There was a minor flap last week when the White House claimed that this Congressional Research Service report (entitled “Lobbying the Executive Branch: Current Practices and Options for Change”) vindicated the administration’s lobbying policies. The White House claim was reported rather uncritically by the media, including Kenneth Vogel of Politico. In an article entitled “President Obama’s lobbying reforms praised by Congressional Research Service,” Vogel wrote that “congressional researchers concluded that the administration’s crackdown has ‘already changed the relationship between lobbyists and covered executive branch officials’ and suggested that Congress might consider enacting similar restrictions on itself.” On the White House blog, meanwhile, Norm Eisen wrote “[w]e’re pleased that CRS recognized . . . the President’s historic restrictions on lobbying are having a significant impact in making sure that the government serves the public interest and not special interests.”

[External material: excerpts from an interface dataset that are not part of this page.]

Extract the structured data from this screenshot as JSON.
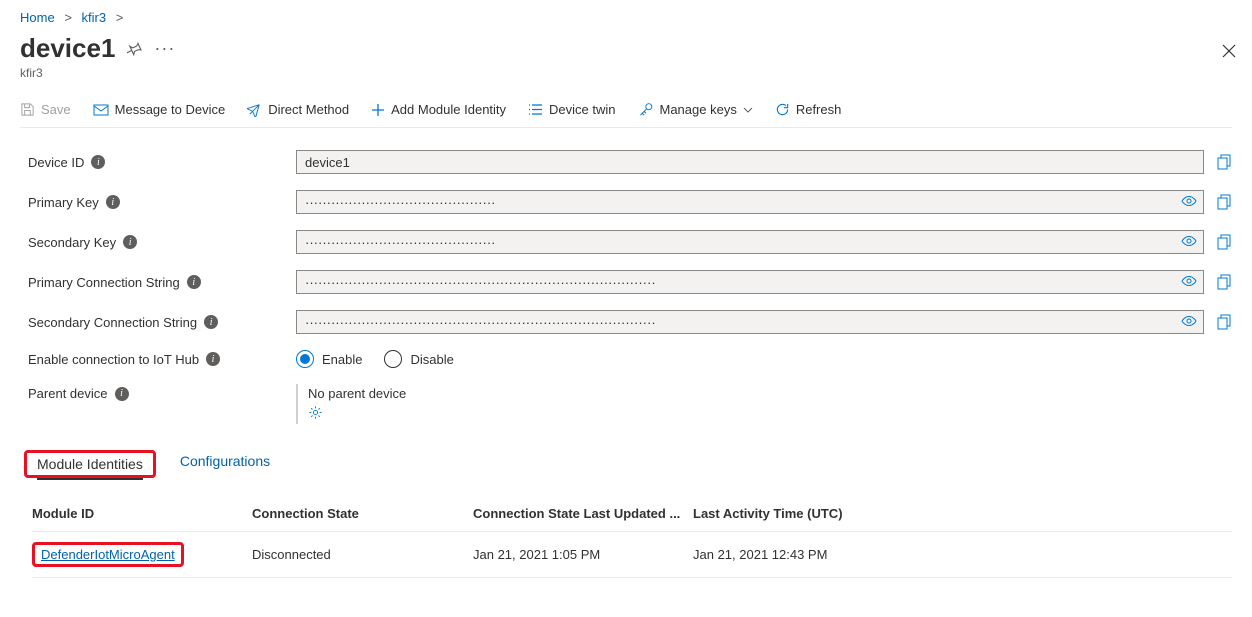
{
  "breadcrumb": {
    "home": "Home",
    "parent": "kfir3"
  },
  "page": {
    "title": "device1",
    "subtitle": "kfir3"
  },
  "toolbar": {
    "save": "Save",
    "message": "Message to Device",
    "direct": "Direct Method",
    "addModule": "Add Module Identity",
    "twin": "Device twin",
    "manageKeys": "Manage keys",
    "refresh": "Refresh"
  },
  "fields": {
    "deviceId": {
      "label": "Device ID",
      "value": "device1"
    },
    "primaryKey": {
      "label": "Primary Key",
      "value": "············································"
    },
    "secondaryKey": {
      "label": "Secondary Key",
      "value": "············································"
    },
    "primaryConn": {
      "label": "Primary Connection String",
      "value": "·················································································"
    },
    "secondaryConn": {
      "label": "Secondary Connection String",
      "value": "·················································································"
    },
    "enableConn": {
      "label": "Enable connection to IoT Hub",
      "enable": "Enable",
      "disable": "Disable"
    },
    "parent": {
      "label": "Parent device",
      "none": "No parent device"
    }
  },
  "tabs": {
    "modules": "Module Identities",
    "configs": "Configurations"
  },
  "table": {
    "headers": {
      "id": "Module ID",
      "state": "Connection State",
      "updated": "Connection State Last Updated ...",
      "activity": "Last Activity Time (UTC)"
    },
    "rows": [
      {
        "id": "DefenderIotMicroAgent",
        "state": "Disconnected",
        "updated": "Jan 21, 2021 1:05 PM",
        "activity": "Jan 21, 2021 12:43 PM"
      }
    ]
  }
}
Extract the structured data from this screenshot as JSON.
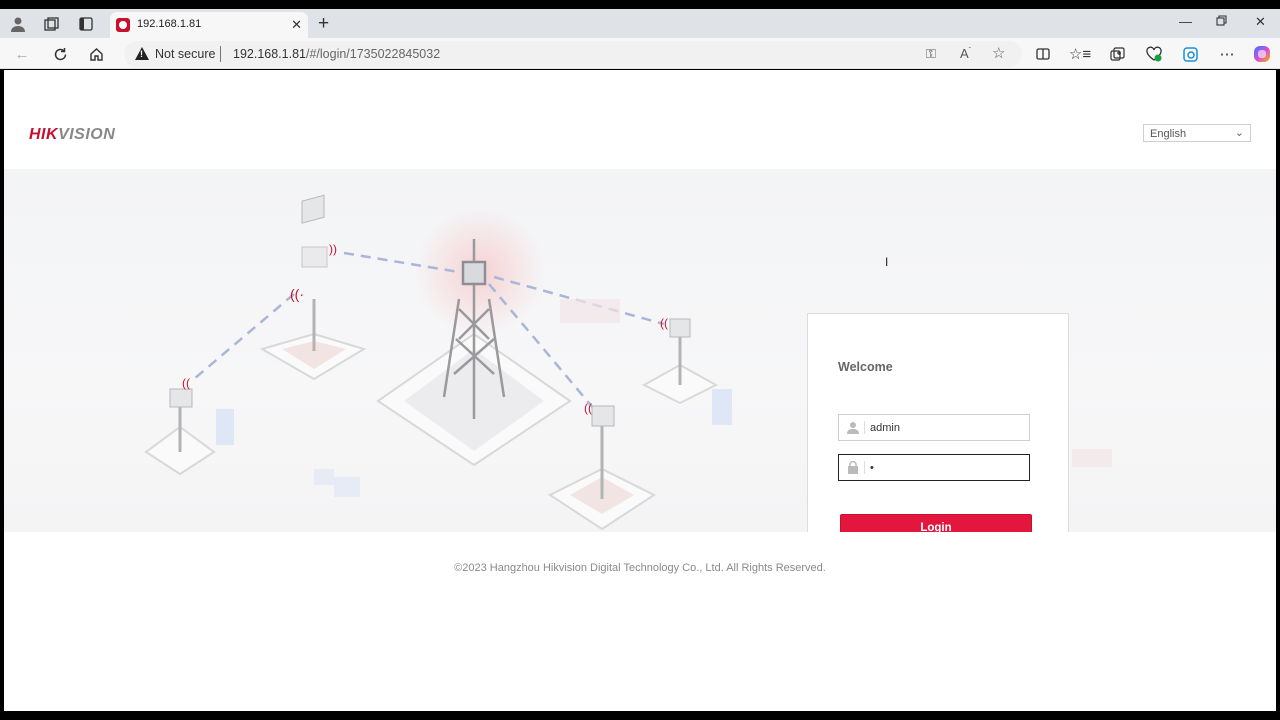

Anyone who has read a lot of CRS reports would understand that how unlikely it is that CRS would make an unqualified judgment about anything, much less express an amorphous and subjective opinion such as that implied by Politico and the White House. In fact, if one reads the CRS report, it is apparent that CRS makes no judgments about the wisdom, efficacy or significance of the Obama administration’s lobbying policies. It simply identifies the various policies that have been adopted, summarizes critiques of those policies, and notes several potential options for additional regulation. The interpretation adopted by the White House and Politico is based solely on part of the first sentence of the following paragraph, which appears at the top of page 13 in the report:
Creation of restrictions on federally registered lobbyists’ access to executive branch departments and agencies has already changed the relationship between lobbyists and covered executive branch officials. If desired, there are additional options which might further clarify lobbyists’ relationships with executive branch officials. These options each have advantages and disadvantages for the future relationships between lobbyists and governmental decision-makers. CRS takes no position on any of the options identified in this report.
It seems clear that the phrase “changed the relationship” is part of an awkwardly worded transitional sentence and signifies nothing more than the undisputed fact that the administration has imposed certain new restrictions and requirements on lobbyists and lobbying communications with the executive branch. Nowhere in the report is there any attempt by CRS to evaluate the real world impact of these changes or to draw any conclusions regarding their effectiveness. In other words, CRS is observing that reforms have been made, not “praising” them.
One can perhaps understand Norm Eisen’s attempt to spin the CRS report in the most favorable light to the administration. But what’s Kenneth Vogel’s excuse?